* Assignment *
Repeat all entries word for word; skip images.

[Data excerpts]
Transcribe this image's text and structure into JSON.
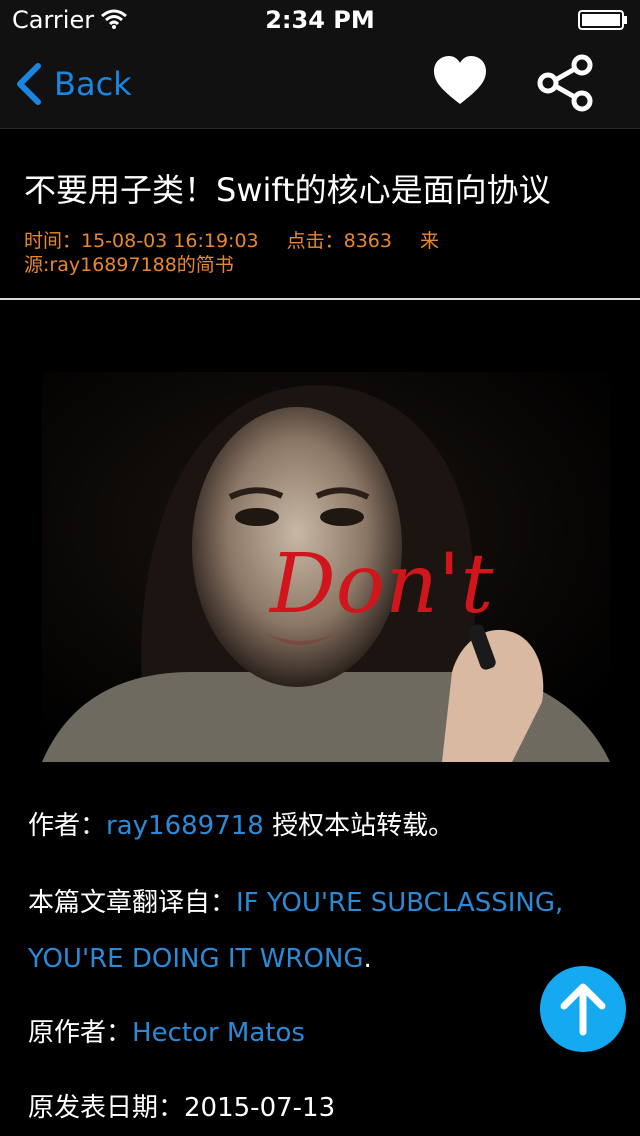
{
  "status_bar": {
    "carrier": "Carrier",
    "time": "2:34 PM"
  },
  "nav": {
    "back_label": "Back"
  },
  "article": {
    "title": "不要用子类！Swift的核心是面向协议",
    "meta": {
      "time": "时间：15-08-03 16:19:03",
      "clicks": "点击：8363",
      "source": "来源:ray16897188的简书"
    },
    "image_text": "Don't",
    "author_prefix": "作者：",
    "author_link": "ray1689718",
    "author_suffix": " 授权本站转载。",
    "translated_prefix": "本篇文章翻译自：",
    "translated_link": "IF YOU'RE SUBCLASSING, YOU'RE DOING IT WRONG",
    "translated_suffix": ".",
    "orig_author_prefix": "原作者：",
    "orig_author_link": "Hector Matos",
    "pub_date_label": "原发表日期：",
    "pub_date": "2015-07-13"
  },
  "colors": {
    "accent": "#1a86e0",
    "link": "#2a8ad6",
    "meta": "#e8882e",
    "fab": "#14a9f0"
  },
  "icons": [
    "wifi-icon",
    "battery-icon",
    "back-chevron-icon",
    "heart-icon",
    "share-icon",
    "arrow-up-icon"
  ]
}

* Response to this task *
Transcribe this image's text and structure into JSON.
{
  "status_bar": {
    "carrier": "Carrier",
    "time": "2:34 PM"
  },
  "nav": {
    "back_label": "Back"
  },
  "article": {
    "title": "不要用子类！Swift的核心是面向协议",
    "meta": {
      "time": "时间：15-08-03 16:19:03",
      "clicks": "点击：8363",
      "source": "来源:ray16897188的简书"
    },
    "image_text": "Don't",
    "author_prefix": "作者：",
    "author_link": "ray1689718",
    "author_suffix": " 授权本站转载。",
    "translated_prefix": "本篇文章翻译自：",
    "translated_link": "IF YOU'RE SUBCLASSING, YOU'RE DOING IT WRONG",
    "translated_suffix": ".",
    "orig_author_prefix": "原作者：",
    "orig_author_link": "Hector Matos",
    "pub_date_label": "原发表日期：",
    "pub_date": "2015-07-13"
  },
  "colors": {
    "accent": "#1a86e0",
    "link": "#2a8ad6",
    "meta": "#e8882e",
    "fab": "#14a9f0"
  },
  "icons": [
    "wifi-icon",
    "battery-icon",
    "back-chevron-icon",
    "heart-icon",
    "share-icon",
    "arrow-up-icon"
  ]
}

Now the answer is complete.